Ever since a jpeg file sold at a Christie’s auction for $69 million, lawyers have been scrambling to get up to speed on what the non-fungible token (NFT) phenomenon means. This came to a head at the end of April, when an NFT of a Basquiat drawing was offered for sale. The sellers had announced that the winning bidder would have the option of destroying the physical work once the digital version had been acquired. The hasty withdrawal of that sale after an intervention from the Basquiat estate underscored the plethora of intellectual property and other legal issues that makers of NFTs have so far neglected.
An NFT is a unique data file that is encrypted. It is therefore non-fungible because it cannot be exchanged for an identical item (as opposed to cash, which is fungible). Arguably the entire point of visual art is that it is non-fungible. Of course digital art, whether a jpeg or a video file, can be replicated identically to an infinite extent. What the NFT attempts to do, through encryption and blockchain, is to say that this copy of that digital file is unique, the way that the brushstrokes of a Velasquez or the marbled surface of a Bernini are. In one sense this is quite Dada-esque: it’s equivalent to presenting a poster of the Mona Lisa as a unique work of art.
The difference is that the Mona Lisa is in the public domain and many of the videos and images being sold as NFTs are not. While the culture of appropriation online and on social media is undeniably powerful, it does not answer the question of whether that copying is infringement, fair use, or something else. And as the Basquiat sale highlighted, it does not account for moral rights, either.

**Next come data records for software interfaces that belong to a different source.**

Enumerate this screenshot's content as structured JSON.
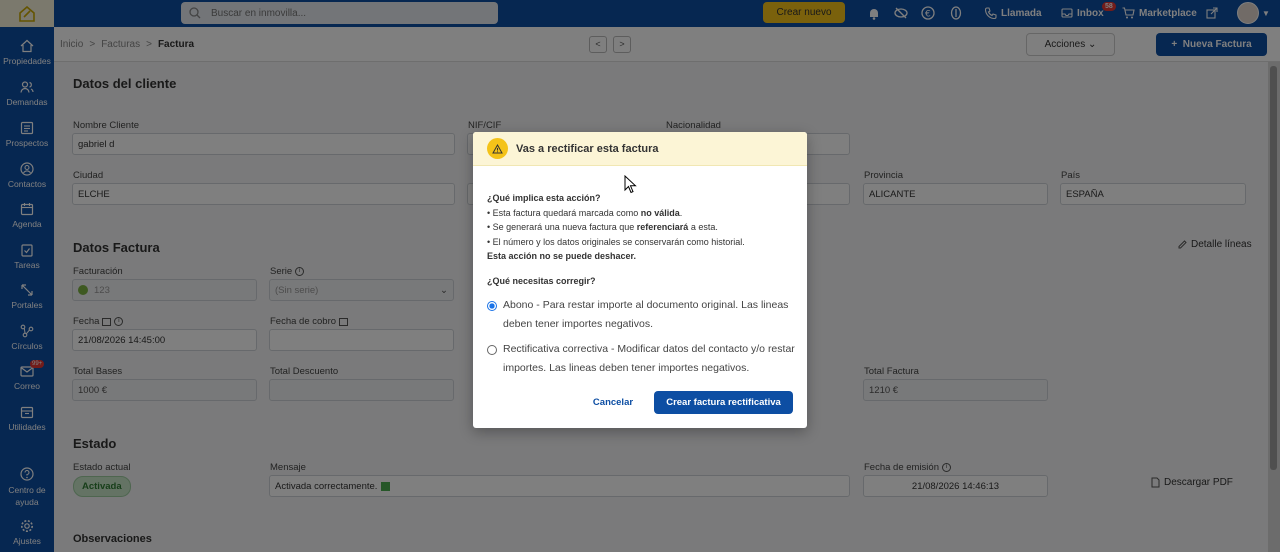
{
  "topbar": {
    "search_placeholder": "Buscar en inmovilla...",
    "crear_label": "Crear nuevo",
    "llamada_label": "Llamada",
    "inbox_label": "Inbox",
    "inbox_count": "58",
    "marketplace_label": "Marketplace"
  },
  "sidebar": {
    "items": [
      {
        "label": "Propiedades",
        "icon": "home-icon"
      },
      {
        "label": "Demandas",
        "icon": "users-icon"
      },
      {
        "label": "Prospectos",
        "icon": "list-icon"
      },
      {
        "label": "Contactos",
        "icon": "contact-icon"
      },
      {
        "label": "Agenda",
        "icon": "calendar-icon"
      },
      {
        "label": "Tareas",
        "icon": "tasks-icon"
      },
      {
        "label": "Portales",
        "icon": "portals-icon"
      },
      {
        "label": "Círculos",
        "icon": "circles-icon"
      },
      {
        "label": "Correo",
        "icon": "mail-icon"
      },
      {
        "label": "Utilidades",
        "icon": "tools-icon"
      },
      {
        "label": "Centro de ayuda",
        "icon": "help-icon"
      },
      {
        "label": "Ajustes",
        "icon": "settings-icon"
      }
    ],
    "correo_badge": "99+"
  },
  "subheader": {
    "crumbs": [
      "Inicio",
      "Facturas",
      "Factura"
    ],
    "acciones_label": "Acciones",
    "nueva_factura_label": "Nueva Factura"
  },
  "cliente": {
    "title": "Datos del cliente",
    "nombre_label": "Nombre Cliente",
    "nombre_value": "gabriel d",
    "nif_label": "NIF/CIF",
    "nacionalidad_label": "Nacionalidad",
    "ciudad_label": "Ciudad",
    "ciudad_value": "ELCHE",
    "provincia_label": "Provincia",
    "provincia_value": "ALICANTE",
    "pais_label": "País",
    "pais_value": "ESPAÑA"
  },
  "factura": {
    "title": "Datos Factura",
    "detalle_label": "Detalle líneas",
    "facturacion_label": "Facturación",
    "facturacion_value": "123",
    "serie_label": "Serie",
    "serie_value": "(Sin serie)",
    "fecha_label": "Fecha",
    "fecha_value": "21/08/2026 14:45:00",
    "fecha_cobro_label": "Fecha de cobro",
    "total_bases_label": "Total Bases",
    "total_bases_value": "1000 €",
    "total_descuento_label": "Total Descuento",
    "total_factura_label": "Total Factura",
    "total_factura_value": "1210 €"
  },
  "estado": {
    "title": "Estado",
    "actual_label": "Estado actual",
    "actual_value": "Activada",
    "mensaje_label": "Mensaje",
    "mensaje_value": "Activada correctamente.",
    "fecha_emision_label": "Fecha de emisión",
    "fecha_emision_value": "21/08/2026 14:46:13",
    "descargar_label": "Descargar PDF"
  },
  "observaciones_title": "Observaciones",
  "modal": {
    "title": "Vas a rectificar esta factura",
    "q1": "¿Qué implica esta acción?",
    "b1_pre": "Esta factura quedará marcada como ",
    "b1_bold": "no válida",
    "b1_post": ".",
    "b2_pre": "Se generará una nueva factura que ",
    "b2_bold": "referenciará",
    "b2_post": " a esta.",
    "b3": "El número y los datos originales se conservarán como historial.",
    "warning": "Esta acción no se puede deshacer.",
    "q2": "¿Qué necesitas corregir?",
    "option1": "Abono - Para restar importe al documento original. Las lineas deben tener importes negativos.",
    "option2": "Rectificativa correctiva - Modificar datos del contacto y/o restar importes. Las lineas deben tener importes negativos.",
    "cancel_label": "Cancelar",
    "confirm_label": "Crear factura rectificativa"
  }
}
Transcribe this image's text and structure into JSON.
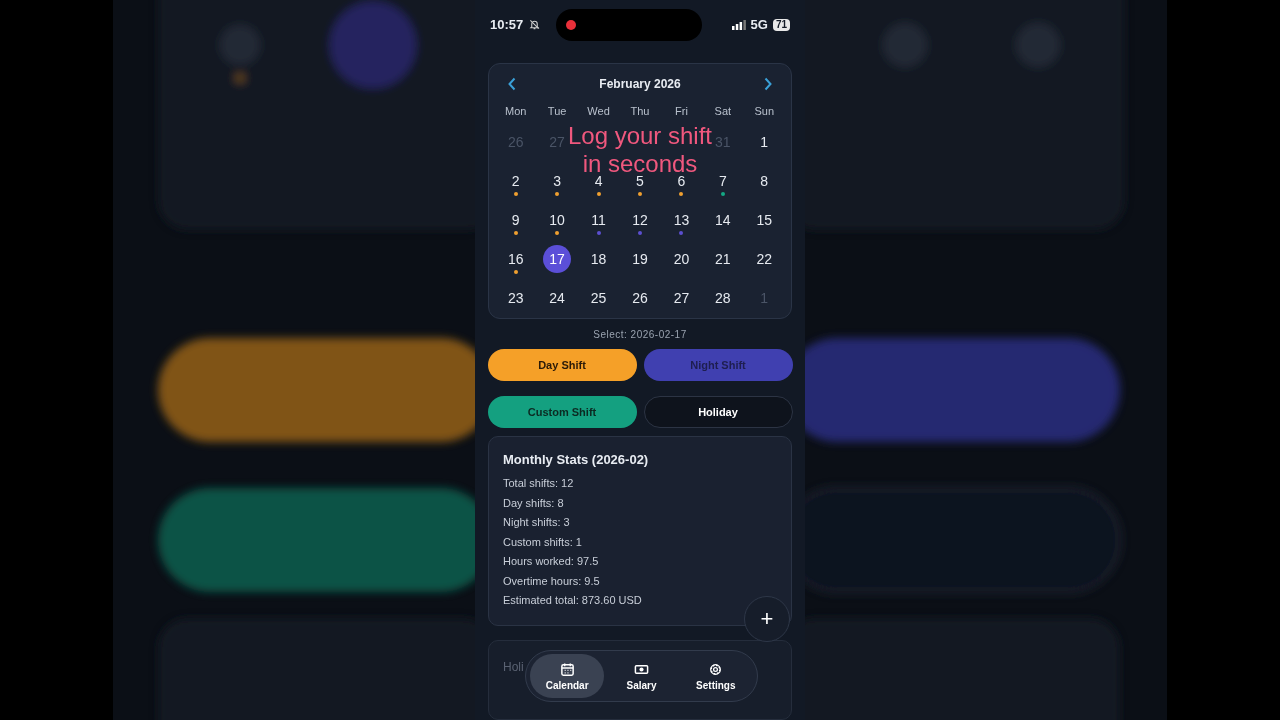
{
  "status_bar": {
    "time": "10:57",
    "network": "5G",
    "battery": "71"
  },
  "calendar": {
    "month": "February 2026",
    "weekdays": [
      "Mon",
      "Tue",
      "Wed",
      "Thu",
      "Fri",
      "Sat",
      "Sun"
    ],
    "weeks": [
      [
        {
          "kind": "day",
          "day": "26",
          "muted": true,
          "selected": false
        },
        {
          "kind": "day",
          "day": "27",
          "muted": true,
          "selected": false
        },
        {
          "kind": "covered"
        },
        {
          "kind": "covered"
        },
        {
          "kind": "covered"
        },
        {
          "kind": "day",
          "day": "31",
          "muted": true,
          "selected": false
        },
        {
          "kind": "day",
          "day": "1",
          "muted": false,
          "selected": false
        }
      ],
      [
        {
          "kind": "day",
          "day": "2",
          "muted": false,
          "selected": false,
          "color": "#f0a030"
        },
        {
          "kind": "day",
          "day": "3",
          "muted": false,
          "selected": false,
          "color": "#f0a030"
        },
        {
          "kind": "day",
          "day": "4",
          "muted": false,
          "selected": false,
          "color": "#f0a030"
        },
        {
          "kind": "day",
          "day": "5",
          "muted": false,
          "selected": false,
          "color": "#f0a030"
        },
        {
          "kind": "day",
          "day": "6",
          "muted": false,
          "selected": false,
          "color": "#f0a030"
        },
        {
          "kind": "day",
          "day": "7",
          "muted": false,
          "selected": false,
          "color": "#14a884"
        },
        {
          "kind": "day",
          "day": "8",
          "muted": false,
          "selected": false
        }
      ],
      [
        {
          "kind": "day",
          "day": "9",
          "muted": false,
          "selected": false,
          "color": "#f0a030"
        },
        {
          "kind": "day",
          "day": "10",
          "muted": false,
          "selected": false,
          "color": "#f0a030"
        },
        {
          "kind": "day",
          "day": "11",
          "muted": false,
          "selected": false,
          "color": "#5b4fd0"
        },
        {
          "kind": "day",
          "day": "12",
          "muted": false,
          "selected": false,
          "color": "#5b4fd0"
        },
        {
          "kind": "day",
          "day": "13",
          "muted": false,
          "selected": false,
          "color": "#5b4fd0"
        },
        {
          "kind": "day",
          "day": "14",
          "muted": false,
          "selected": false
        },
        {
          "kind": "day",
          "day": "15",
          "muted": false,
          "selected": false
        }
      ],
      [
        {
          "kind": "day",
          "day": "16",
          "muted": false,
          "selected": false,
          "color": "#f0a030"
        },
        {
          "kind": "day",
          "day": "17",
          "muted": false,
          "selected": true
        },
        {
          "kind": "day",
          "day": "18",
          "muted": false,
          "selected": false
        },
        {
          "kind": "day",
          "day": "19",
          "muted": false,
          "selected": false
        },
        {
          "kind": "day",
          "day": "20",
          "muted": false,
          "selected": false
        },
        {
          "kind": "day",
          "day": "21",
          "muted": false,
          "selected": false
        },
        {
          "kind": "day",
          "day": "22",
          "muted": false,
          "selected": false
        }
      ],
      [
        {
          "kind": "day",
          "day": "23",
          "muted": false,
          "selected": false
        },
        {
          "kind": "day",
          "day": "24",
          "muted": false,
          "selected": false
        },
        {
          "kind": "day",
          "day": "25",
          "muted": false,
          "selected": false
        },
        {
          "kind": "day",
          "day": "26",
          "muted": false,
          "selected": false
        },
        {
          "kind": "day",
          "day": "27",
          "muted": false,
          "selected": false
        },
        {
          "kind": "day",
          "day": "28",
          "muted": false,
          "selected": false
        },
        {
          "kind": "day",
          "day": "1",
          "muted": true,
          "selected": false
        }
      ]
    ]
  },
  "caption": [
    "Log your shift",
    "in seconds"
  ],
  "selection": "Select: 2026-02-17",
  "shift_buttons": [
    {
      "label": "Day Shift",
      "kind": "day"
    },
    {
      "label": "Night Shift",
      "kind": "night"
    },
    {
      "label": "Custom Shift",
      "kind": "custom"
    },
    {
      "label": "Holiday",
      "kind": "holiday"
    }
  ],
  "stats": {
    "title": "Monthly Stats (2026-02)",
    "lines": [
      "Total shifts: 12",
      "Day shifts: 8",
      "Night shifts: 3",
      "Custom shifts: 1",
      "Hours worked: 97.5",
      "Overtime hours: 9.5",
      "Estimated total: 873.60 USD"
    ]
  },
  "fab": "+",
  "holiday_card": {
    "title": "Holi"
  },
  "nav": [
    {
      "label": "Calendar",
      "selected": true
    },
    {
      "label": "Salary",
      "selected": false
    },
    {
      "label": "Settings",
      "selected": false
    }
  ]
}
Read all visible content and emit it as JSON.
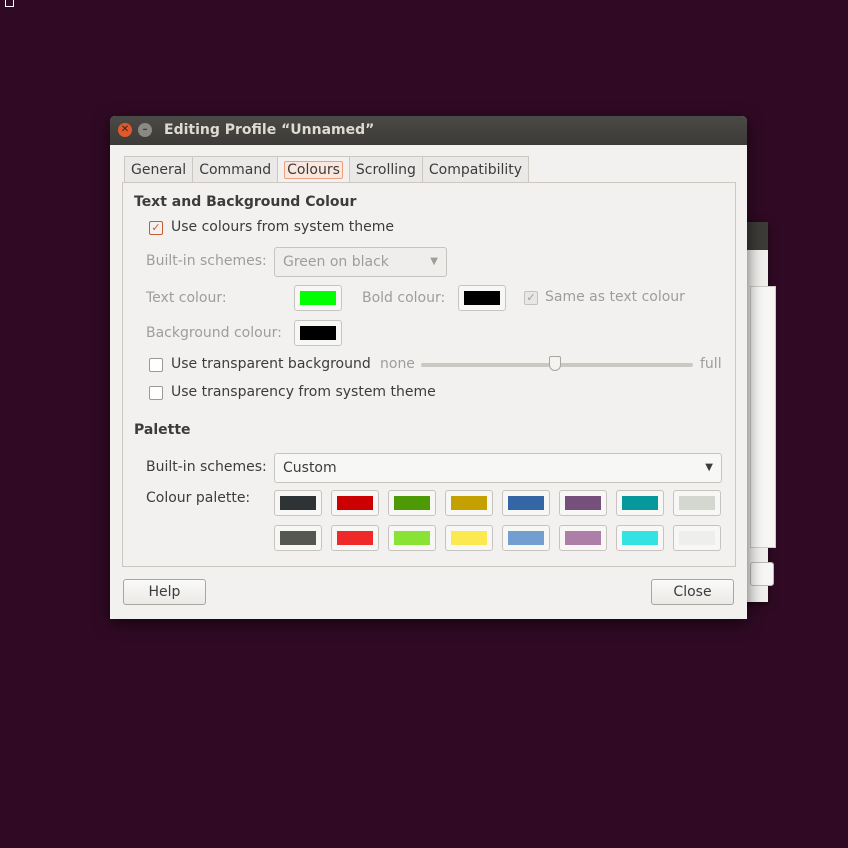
{
  "window": {
    "title": "Editing Profile “Unnamed”"
  },
  "tabs": [
    {
      "label": "General"
    },
    {
      "label": "Command"
    },
    {
      "label": "Colours"
    },
    {
      "label": "Scrolling"
    },
    {
      "label": "Compatibility"
    }
  ],
  "text_bg": {
    "header": "Text and Background Colour",
    "use_system_colours": {
      "label": "Use colours from system theme",
      "checked": true
    },
    "builtin_label": "Built-in schemes:",
    "builtin_value": "Green on black",
    "text_colour_label": "Text colour:",
    "text_colour": "#00ff00",
    "bold_colour_label": "Bold colour:",
    "bold_colour": "#000000",
    "same_as_text": {
      "label": "Same as text colour",
      "checked": true
    },
    "bg_colour_label": "Background colour:",
    "bg_colour": "#000000",
    "transparent_bg": {
      "label": "Use transparent background",
      "checked": false
    },
    "slider_min": "none",
    "slider_max": "full",
    "slider_value": 0.5,
    "transparency_system": {
      "label": "Use transparency from system theme",
      "checked": false
    }
  },
  "palette": {
    "header": "Palette",
    "builtin_label": "Built-in schemes:",
    "builtin_value": "Custom",
    "colour_palette_label": "Colour palette:",
    "row1": [
      "#2e3436",
      "#cc0000",
      "#4e9a06",
      "#c4a000",
      "#3465a4",
      "#75507b",
      "#06989a",
      "#d3d7cf"
    ],
    "row2": [
      "#555753",
      "#ef2929",
      "#8ae234",
      "#fce94f",
      "#729fcf",
      "#ad7fa8",
      "#34e2e2",
      "#eeeeec"
    ]
  },
  "buttons": {
    "help": "Help",
    "close": "Close"
  }
}
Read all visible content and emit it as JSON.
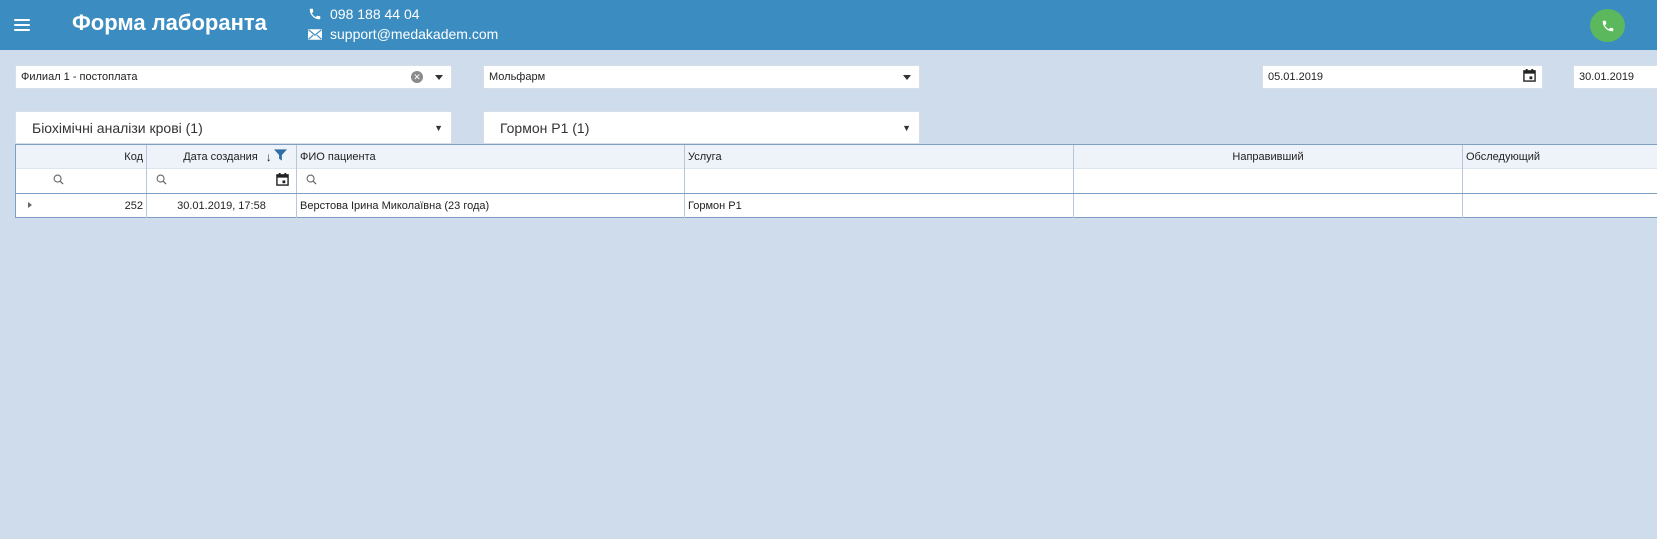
{
  "header": {
    "title": "Форма лаборанта",
    "phone": "098 188 44 04",
    "email": "support@medakadem.com",
    "bg_color": "#3b8cc0",
    "call_button_color": "#5cb85c"
  },
  "filters": {
    "branch": "Филиал 1 - постоплата",
    "laboratory": "Мольфарм",
    "date_from": "05.01.2019",
    "date_to": "30.01.2019",
    "category": "Біохімічні аналізи крові (1)",
    "service": "Гормон Р1 (1)"
  },
  "grid": {
    "columns": [
      "Код",
      "Дата создания",
      "ФИО пациента",
      "Услуга",
      "Направивший",
      "Обследующий"
    ],
    "rows": [
      {
        "code": "252",
        "created": "30.01.2019, 17:58",
        "patient": "Верстова Ірина Миколаївна (23 года)",
        "service": "Гормон Р1",
        "referrer": "",
        "examiner": ""
      }
    ]
  },
  "icons": [
    "menu-icon",
    "phone-icon",
    "mail-icon",
    "call-icon",
    "clear-icon",
    "dropdown-arrow-icon",
    "calendar-icon",
    "sort-desc-icon",
    "filter-icon",
    "search-icon",
    "row-expander-icon"
  ]
}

In the case of the Basquiat, a work on paper from 1986 titled Free Comb with Pagoda, the NFT sale not only claimed to offer ‘reproduction and IP rights that will be sold to the highest bidder in perpetuity’ but also the purported option to destroy the original Basquiat itself. The proposal, it seems, was intended to make the NFT the only surviving unique work and to sell the copyright in that work to the buyer.
There are at least two problems with this. First, creating the NFT in the first place may be copyright infringement. Any work by Basquiat, who died in 1988, is still protected by copyright. In the United States, taking a photograph of a work protected by copyright intrudes, if not infringes, on the exclusive rights of the Copyright Act. Is it fair use? Maybe, certainly after the Supreme Court’s decision last month in Google LLC v. Oracle America, Inc., which involved exact copying of software code but deemed that copying fair use as ‘transformative’ – because it was ‘a copying use that adds something new and important’. But the Google opinion expressly limited itself to that case, and it is far too soon to tell how broadly courts will apply it. Is an NFT ‘new and important’?
Moral rights also complicate an owner’s rights to damage or destroy a work of art. in the United States moral rights are far weaker than in the EU, UK, or Switzerland, but even here the Visual Artists Rights Act of 1990 (VARA) allows an artist to prevent the ‘intentional distortion, mutilation, or other modification of that work which would be prejudicial to his or her honor or reputation’ (referred to as the right of attribution) or to ‘prevent any destruction of a work of recognized stature, and any intentional or grossly negligent destruction of that work’ (known as the right of integrity). VARA rights normally attach only to works created after that law was passed and last only as long as the life of the artist, but can still apply to works that the artist created and still owned when VARA was passed – in which case the VARA protections can last for the full copyright term of the author’s life plus 70 years. Moral rights in other jurisdictions are stronger.
In the Basquiat case, the artist’s estate demanded that the NFT be withdrawn from sale and it was, though not as a result of any judicial interpretation. As Basquiat died in 1988, even if he still owned Free Comb with Pagoda then, it’s not clear that his estate could bring a VARA claim now. But it’s not clear that it couldn’t, and many other artists would be fully able to assert present-day VARA rights in a similar situation.
Where does these leave NFTs? In the simplest sense, it means you can’t turn anything you want into an NFT just because it occurs to you. Rolling the dice on fair use may carry the day – but moral rights vary from country to country enough that you may be exposed. Then again, if you sell it for $69 million, you may not care.
Nicholas M. O’Donnell is an art lawyer and a litigation partner at Sullivan & Worcester LLP.